It comes around in cycles and, with every iteration, there is a new diagram of how it should work. I did a very simplified one myself years ago that says the exact same thing as the more popular variants today. But, the new version looks more like a tangled web than ever with arrows pointing this way and that. In the end, it is a really simple thing to draw out. For some reason, no one wants to talk about what really happens.
TFP, or Trade for Prints or just “Trade”, is a simple idea. In the current theory, when photographers and models work together, whoever is the most experienced should get paid by the other party. If they are equally experienced, they should trade if they can each add something to the other person’s portfolio. Oversimplified, but that’s the gist.
The Tangled Mess
There are a lot of assumptions in the basic concept that do not hold up under casual scrutiny. Here are a few of my favorites:
- Who is defining experience? Is that measured in years, publications, popularity, income, or followers on a social media platforms?
- What is good portfolio material? A million headshots in, is it possible that a new face walks in that is so striking and expressive that it stands out? It is the Hollywood dream: Be in the right place at the right time. Be discovered!
- Exactly what do we mean by “trade”? Certainly, time and talent is being traded between the two parties. Images, perhaps?
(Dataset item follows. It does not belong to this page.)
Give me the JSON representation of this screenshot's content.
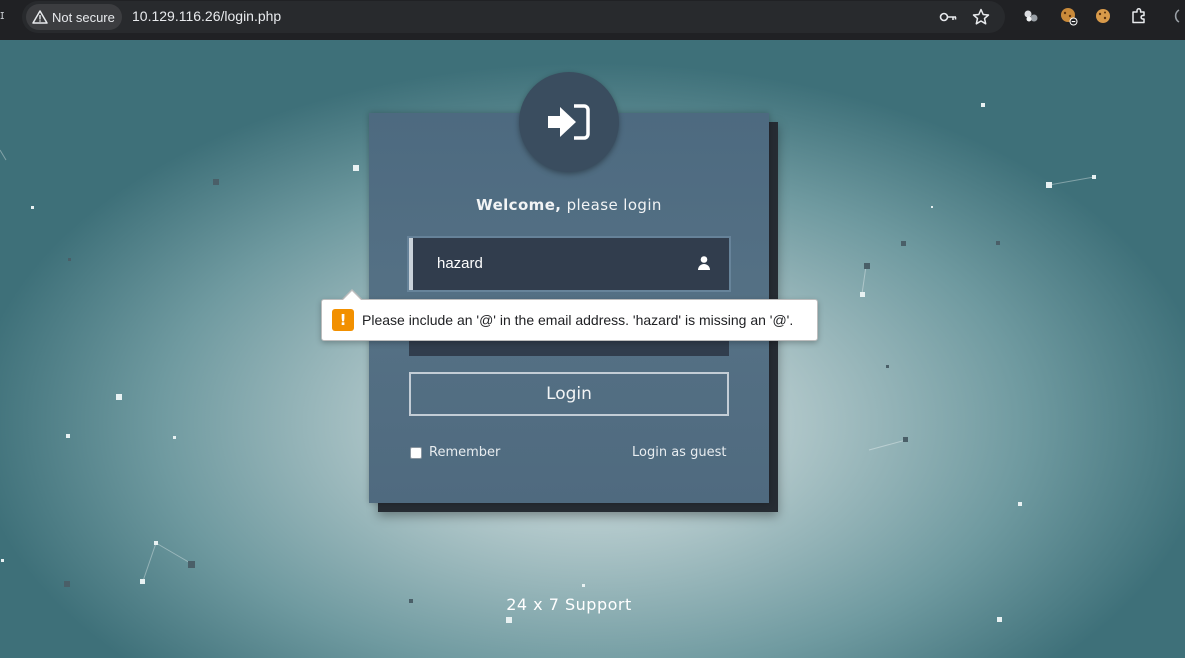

If one party is getting something completely new while the other is revisiting old material for a much-needed “refresh”, is that still a trade?
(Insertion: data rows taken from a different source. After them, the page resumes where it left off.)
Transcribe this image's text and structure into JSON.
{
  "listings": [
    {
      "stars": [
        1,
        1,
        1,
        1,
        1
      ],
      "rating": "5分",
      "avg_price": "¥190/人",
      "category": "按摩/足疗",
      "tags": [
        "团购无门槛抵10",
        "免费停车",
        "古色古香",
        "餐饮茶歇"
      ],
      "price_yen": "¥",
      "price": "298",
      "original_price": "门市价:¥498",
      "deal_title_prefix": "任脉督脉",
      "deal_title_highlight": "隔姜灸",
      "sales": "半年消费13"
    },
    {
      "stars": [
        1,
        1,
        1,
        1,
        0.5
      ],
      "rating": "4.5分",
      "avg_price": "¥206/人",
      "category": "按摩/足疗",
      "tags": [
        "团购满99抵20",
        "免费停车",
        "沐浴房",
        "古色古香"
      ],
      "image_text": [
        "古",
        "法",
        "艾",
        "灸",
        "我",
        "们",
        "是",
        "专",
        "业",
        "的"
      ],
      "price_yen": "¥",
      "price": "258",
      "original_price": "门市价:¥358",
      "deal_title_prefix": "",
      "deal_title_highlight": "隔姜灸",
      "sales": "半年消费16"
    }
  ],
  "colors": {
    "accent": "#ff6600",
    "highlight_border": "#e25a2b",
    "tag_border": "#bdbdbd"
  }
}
Trade is quickly tangled in other factors. Speaking from personal experience, I have had models approach me for trade shoots. Once we’ve come to an agreement, they demand to alter the deal. They will be bringing a friend who will get their own shots as part of the trade. They want me to produce head shots on trade but demand I pay them for anything else I want to shoot. One of my favorites is they love my work but realize I don’t have 100,000 followers on their favored social media platform, so I’m not going to get them the requisite exposure.
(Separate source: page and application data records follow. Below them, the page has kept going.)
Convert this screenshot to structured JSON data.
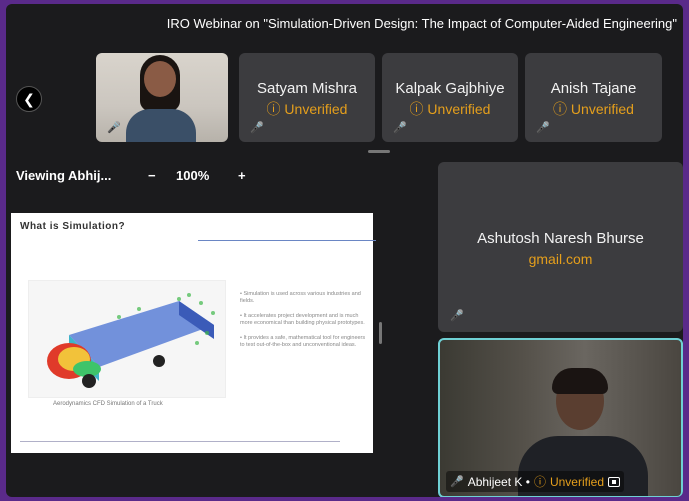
{
  "meeting": {
    "title": "IRO Webinar on \"Simulation-Driven Design: The Impact of Computer-Aided Engineering\""
  },
  "participants_strip": [
    {
      "name": "Satyam Mishra",
      "status": "Unverified"
    },
    {
      "name": "Kalpak Gajbhiye",
      "status": "Unverified"
    },
    {
      "name": "Anish Tajane",
      "status": "Unverified"
    }
  ],
  "viewer": {
    "viewing_label": "Viewing Abhij...",
    "zoom_out": "−",
    "zoom_level": "100%",
    "zoom_in": "+"
  },
  "slide": {
    "title": "What is Simulation?",
    "caption": "Aerodynamics CFD Simulation of a Truck",
    "bullets": [
      "Simulation is used across various industries and fields.",
      "It accelerates project development and is much more economical than building physical prototypes.",
      "It provides a safe, mathematical tool for engineers to test out-of-the-box and unconventional ideas."
    ]
  },
  "big_tile": {
    "name": "Ashutosh Naresh Bhurse",
    "email": "gmail.com"
  },
  "active_speaker": {
    "name": "Abhijeet K •",
    "status": "Unverified"
  },
  "colors": {
    "accent_orange": "#e59f1c",
    "active_border": "#6fd0d4",
    "outer_frame": "#5a2a8a"
  }
}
Tangled Is As Tangled Does
Shooting on trade is not a difficult concept. Stop complicating it with unnecessary modifiers. If someone offers trade and you don’t see the value in it for you, politely decline. If you see someone’s work and decide you really want to work with them, ask for their rates. Stop playing games. Create. Have fun. Find a third party willing to pay you both for content.
Well, except for that part where the “industry” has managed to make third party work a trade for exposure.